It is that sense of paying it forward and lifting each other up that makes The Cake Boys so wonderful, making a space where new drag performers feel supported and encouraged. The energy at a Cake Boys show is nothing short of the best, warm, supportive, hilarious hug.
When I asked them how it felt to be part of such an amazing creative community, they said,
”Being part of this community now and seeing all the folks who come out to our shows is incredible. Each show I’m surprised by the excitement in the audience and the compliments we receive after the shows.”
A Cake Boys show is an experience. I always leave feeling lighter, more positive, and hopeful for the quirky, the creative, and the sensitive, the brazen, and the shy.
For me the most amazing part of being a photographer is the ability to shoot subjects I am attracted to. I feel a strong pull towards performers due to their creativity, bravery, vulnerability, and how that translates to photographs. I am forever in awe of people that can be so fearless in their expression. I truly love the fluidity of gender, and character roles and the freedom with which individuals express their identities. I would say that I feel a connection to drag kings because, while I am not brave enough to be a performer, in my everyday life I feel a strength and confidence dressing in a more traditionally masculine style.
As simple as always preferring pants to skirts and dresses, sneakers to heels, and continuously searching for the perfect suit.
As Murray Hill would say,
“For me it’s all about the suit, professionally and personally. A suit has always been armor, a shield, and a superhero cape.” And who doesn’t want to feel like being comfortable in their own skin makes them a superhero?

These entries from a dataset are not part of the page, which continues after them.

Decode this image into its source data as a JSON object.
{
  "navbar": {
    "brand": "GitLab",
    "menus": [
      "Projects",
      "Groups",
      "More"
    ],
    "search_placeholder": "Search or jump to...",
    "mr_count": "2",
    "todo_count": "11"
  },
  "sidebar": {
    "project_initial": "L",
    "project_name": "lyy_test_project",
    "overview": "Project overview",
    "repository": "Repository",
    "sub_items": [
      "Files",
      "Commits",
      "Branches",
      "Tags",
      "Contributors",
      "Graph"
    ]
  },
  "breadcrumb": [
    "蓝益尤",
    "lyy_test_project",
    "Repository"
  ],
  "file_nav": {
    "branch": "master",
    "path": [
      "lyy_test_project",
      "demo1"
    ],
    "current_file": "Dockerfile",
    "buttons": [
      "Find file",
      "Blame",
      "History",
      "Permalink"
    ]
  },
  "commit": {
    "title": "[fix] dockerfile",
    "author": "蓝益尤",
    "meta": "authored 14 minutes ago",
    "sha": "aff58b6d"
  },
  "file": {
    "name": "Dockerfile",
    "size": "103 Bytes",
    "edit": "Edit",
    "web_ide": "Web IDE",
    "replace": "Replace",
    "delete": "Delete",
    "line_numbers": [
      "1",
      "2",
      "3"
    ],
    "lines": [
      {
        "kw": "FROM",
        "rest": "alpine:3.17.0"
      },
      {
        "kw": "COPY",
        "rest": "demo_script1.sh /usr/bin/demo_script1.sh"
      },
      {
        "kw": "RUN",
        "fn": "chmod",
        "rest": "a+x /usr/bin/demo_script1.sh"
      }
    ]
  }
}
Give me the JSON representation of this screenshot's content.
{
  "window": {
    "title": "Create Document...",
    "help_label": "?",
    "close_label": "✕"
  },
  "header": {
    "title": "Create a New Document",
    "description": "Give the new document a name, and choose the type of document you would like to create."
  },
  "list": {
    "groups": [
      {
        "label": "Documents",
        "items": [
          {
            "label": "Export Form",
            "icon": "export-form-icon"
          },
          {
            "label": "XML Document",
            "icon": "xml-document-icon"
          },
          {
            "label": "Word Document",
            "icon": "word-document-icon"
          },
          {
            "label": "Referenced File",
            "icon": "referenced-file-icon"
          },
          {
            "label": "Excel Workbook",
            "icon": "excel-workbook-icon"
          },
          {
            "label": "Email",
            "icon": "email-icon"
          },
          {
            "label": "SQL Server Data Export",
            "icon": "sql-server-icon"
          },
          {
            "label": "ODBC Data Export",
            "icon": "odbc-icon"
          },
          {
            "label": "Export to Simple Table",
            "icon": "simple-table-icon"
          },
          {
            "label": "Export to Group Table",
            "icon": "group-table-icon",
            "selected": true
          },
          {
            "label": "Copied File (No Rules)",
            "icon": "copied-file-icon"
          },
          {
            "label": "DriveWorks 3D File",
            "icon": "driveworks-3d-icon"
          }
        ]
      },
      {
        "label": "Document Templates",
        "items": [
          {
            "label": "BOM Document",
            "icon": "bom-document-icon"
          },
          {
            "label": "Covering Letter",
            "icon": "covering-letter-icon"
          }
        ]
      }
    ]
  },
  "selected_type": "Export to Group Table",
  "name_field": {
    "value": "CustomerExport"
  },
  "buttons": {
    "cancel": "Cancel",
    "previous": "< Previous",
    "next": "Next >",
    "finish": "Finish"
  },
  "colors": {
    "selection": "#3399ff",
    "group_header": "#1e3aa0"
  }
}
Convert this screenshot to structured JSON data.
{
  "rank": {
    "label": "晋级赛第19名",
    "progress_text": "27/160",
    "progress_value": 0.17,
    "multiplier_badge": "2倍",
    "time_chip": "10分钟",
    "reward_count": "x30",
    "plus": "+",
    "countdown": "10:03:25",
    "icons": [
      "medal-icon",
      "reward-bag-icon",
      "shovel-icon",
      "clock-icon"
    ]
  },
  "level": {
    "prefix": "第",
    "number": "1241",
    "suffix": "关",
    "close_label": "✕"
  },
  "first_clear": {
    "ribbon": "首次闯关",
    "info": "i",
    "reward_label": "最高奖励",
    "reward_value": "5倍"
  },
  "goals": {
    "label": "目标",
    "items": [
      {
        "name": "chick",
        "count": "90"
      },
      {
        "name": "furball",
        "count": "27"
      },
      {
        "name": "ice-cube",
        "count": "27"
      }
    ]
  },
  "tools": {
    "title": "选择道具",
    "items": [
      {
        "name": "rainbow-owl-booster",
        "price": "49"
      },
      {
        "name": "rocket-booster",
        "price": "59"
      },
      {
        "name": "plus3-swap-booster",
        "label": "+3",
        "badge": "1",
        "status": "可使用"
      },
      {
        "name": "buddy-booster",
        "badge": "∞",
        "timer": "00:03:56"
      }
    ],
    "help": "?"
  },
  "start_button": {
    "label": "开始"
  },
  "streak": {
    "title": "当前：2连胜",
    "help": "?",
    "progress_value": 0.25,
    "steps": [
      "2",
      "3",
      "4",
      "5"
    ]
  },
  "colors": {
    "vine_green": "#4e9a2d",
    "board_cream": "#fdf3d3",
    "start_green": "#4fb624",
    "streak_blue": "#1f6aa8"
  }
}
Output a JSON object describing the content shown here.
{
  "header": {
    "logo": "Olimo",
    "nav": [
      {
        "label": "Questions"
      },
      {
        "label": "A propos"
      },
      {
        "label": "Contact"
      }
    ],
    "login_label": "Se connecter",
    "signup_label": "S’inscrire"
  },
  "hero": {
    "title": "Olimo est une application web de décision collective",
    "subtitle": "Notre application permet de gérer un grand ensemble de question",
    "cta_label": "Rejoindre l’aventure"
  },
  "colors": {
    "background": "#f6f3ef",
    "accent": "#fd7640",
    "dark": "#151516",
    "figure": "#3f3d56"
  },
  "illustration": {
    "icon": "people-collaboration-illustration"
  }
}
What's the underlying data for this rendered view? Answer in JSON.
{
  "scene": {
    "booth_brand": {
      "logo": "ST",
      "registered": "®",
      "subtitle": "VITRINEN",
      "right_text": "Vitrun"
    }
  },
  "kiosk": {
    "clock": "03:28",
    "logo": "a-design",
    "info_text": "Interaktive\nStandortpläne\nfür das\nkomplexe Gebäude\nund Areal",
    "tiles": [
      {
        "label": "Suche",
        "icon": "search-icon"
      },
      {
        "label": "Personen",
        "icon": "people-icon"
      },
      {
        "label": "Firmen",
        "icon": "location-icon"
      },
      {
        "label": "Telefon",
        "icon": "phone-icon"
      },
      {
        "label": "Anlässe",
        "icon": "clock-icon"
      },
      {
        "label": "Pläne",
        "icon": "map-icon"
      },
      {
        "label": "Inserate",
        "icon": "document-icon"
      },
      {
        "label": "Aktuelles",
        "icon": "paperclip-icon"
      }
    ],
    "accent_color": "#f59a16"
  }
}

And who doesn’t want to feel like being comfortable in their own skin makes them a superhero?